What needs to be done: Your answer consists of the lines in the data that contain "Registration". Copy each of them.

Dataset:

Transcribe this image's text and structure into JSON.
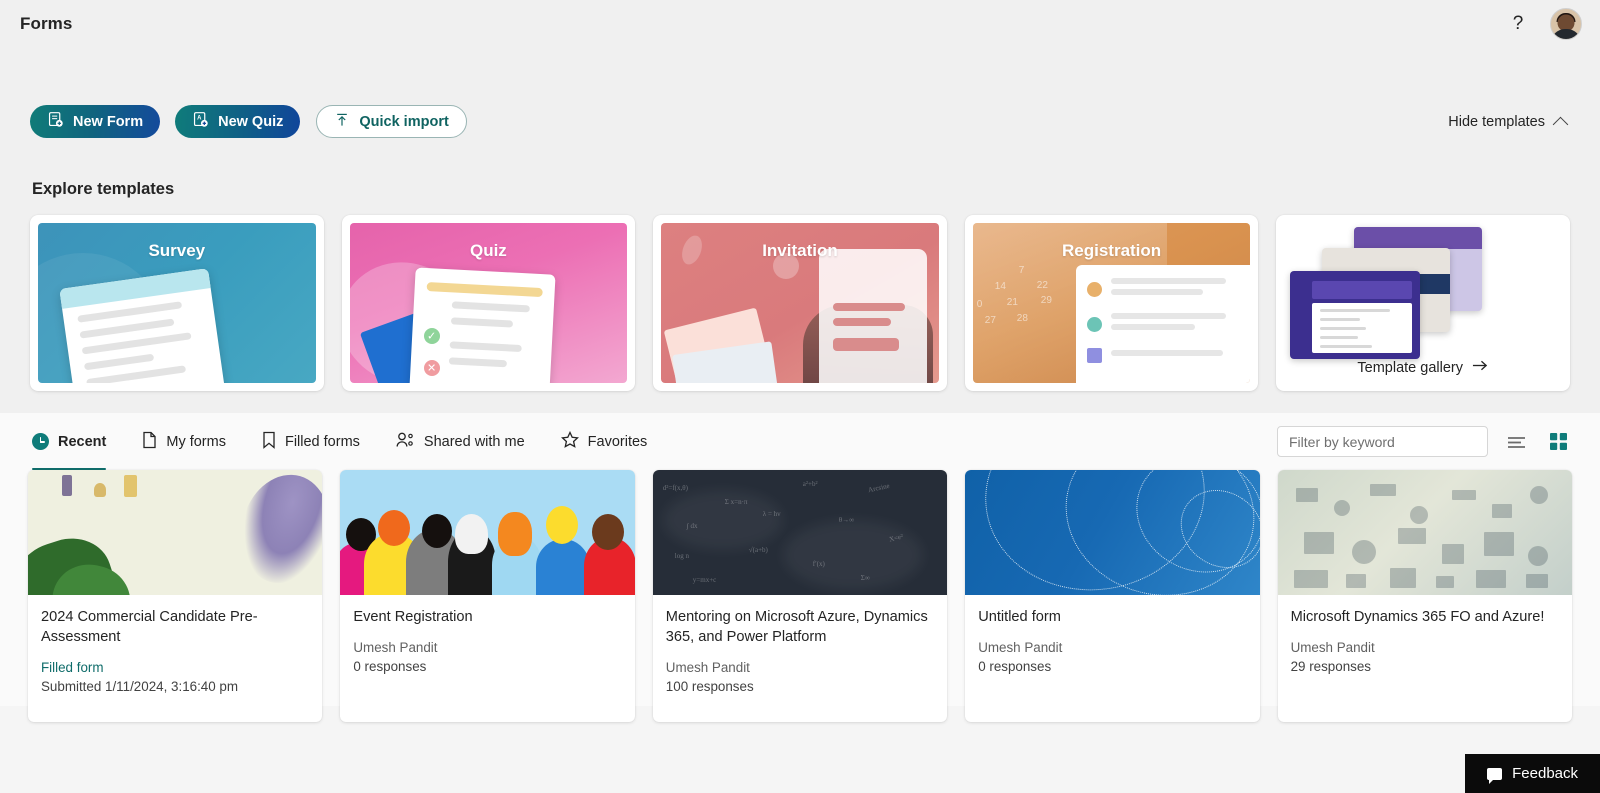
{
  "header": {
    "app_title": "Forms",
    "help_icon": "question-mark-icon",
    "avatar_label": "Umesh Pandit"
  },
  "actions": {
    "new_form": "New Form",
    "new_quiz": "New Quiz",
    "quick_import": "Quick import",
    "hide_templates": "Hide templates"
  },
  "templates": {
    "section_title": "Explore templates",
    "items": [
      {
        "label": "Survey"
      },
      {
        "label": "Quiz"
      },
      {
        "label": "Invitation"
      },
      {
        "label": "Registration"
      }
    ],
    "gallery_label": "Template gallery"
  },
  "tabs": [
    {
      "label": "Recent",
      "icon": "clock-icon",
      "active": true
    },
    {
      "label": "My forms",
      "icon": "document-icon",
      "active": false
    },
    {
      "label": "Filled forms",
      "icon": "bookmark-icon",
      "active": false
    },
    {
      "label": "Shared with me",
      "icon": "people-icon",
      "active": false
    },
    {
      "label": "Favorites",
      "icon": "star-icon",
      "active": false
    }
  ],
  "toolbar": {
    "filter_placeholder": "Filter by keyword",
    "filter_value": "",
    "sort_icon": "sort-lines-icon",
    "grid_view_icon": "grid-view-icon",
    "accent_color": "#0f7c7a"
  },
  "forms": [
    {
      "title": "2024 Commercial Candidate Pre-Assessment",
      "badge": "Filled form",
      "sub": "Submitted 1/11/2024, 3:16:40 pm",
      "owner": "",
      "responses": ""
    },
    {
      "title": "Event Registration",
      "badge": "",
      "sub": "",
      "owner": "Umesh Pandit",
      "responses": "0 responses"
    },
    {
      "title": "Mentoring on Microsoft Azure, Dynamics 365, and Power Platform",
      "badge": "",
      "sub": "",
      "owner": "Umesh Pandit",
      "responses": "100 responses"
    },
    {
      "title": "Untitled form",
      "badge": "",
      "sub": "",
      "owner": "Umesh Pandit",
      "responses": "0 responses"
    },
    {
      "title": "Microsoft Dynamics 365 FO and Azure!",
      "badge": "",
      "sub": "",
      "owner": "Umesh Pandit",
      "responses": "29 responses"
    }
  ],
  "feedback": {
    "label": "Feedback",
    "icon": "chat-bubble-icon"
  }
}
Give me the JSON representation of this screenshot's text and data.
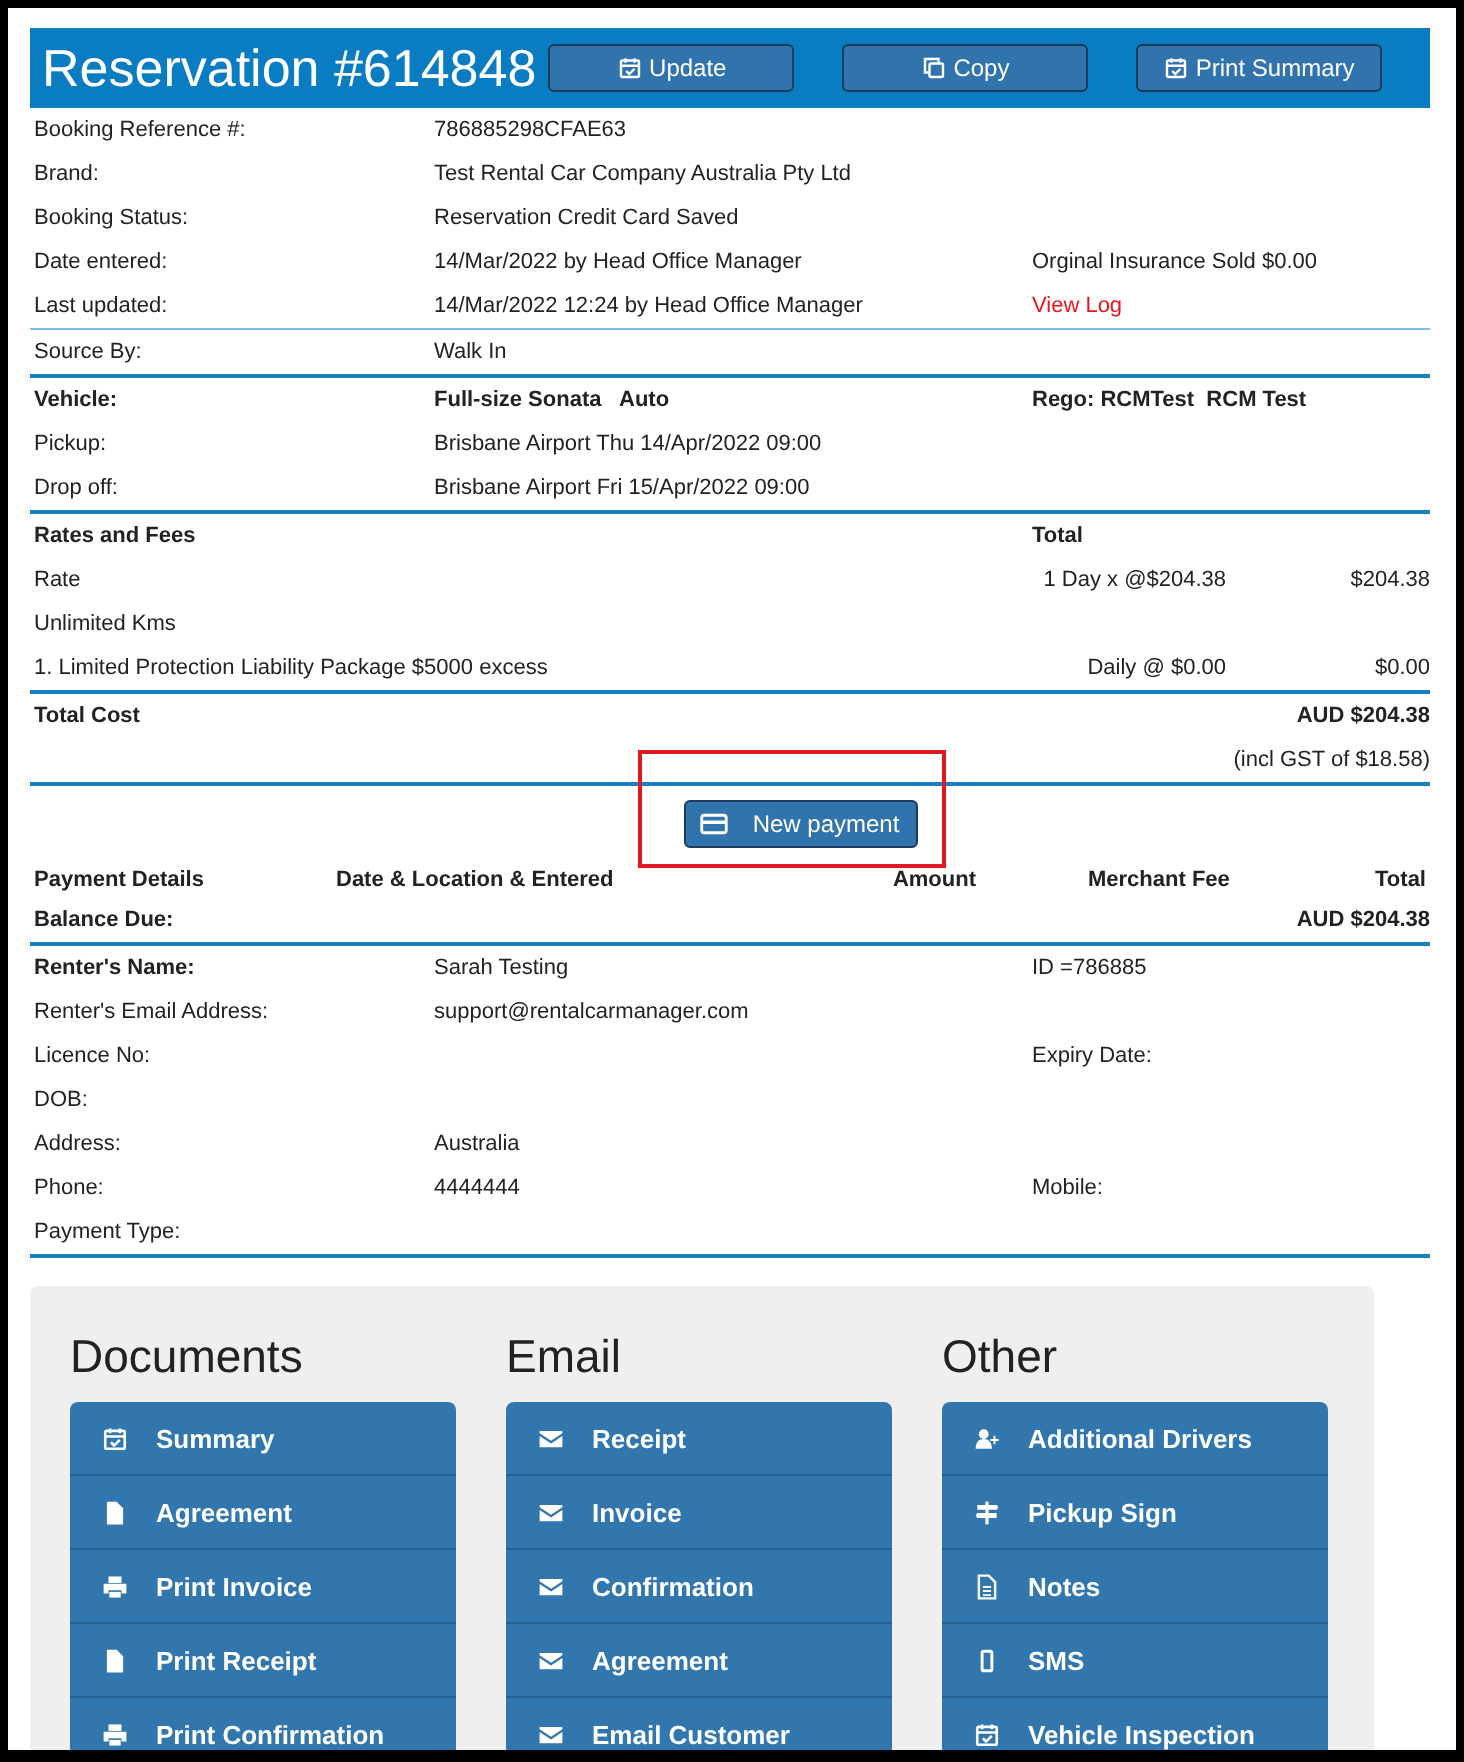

Response:
        "label": "Registration"
      "title": "Event Registration",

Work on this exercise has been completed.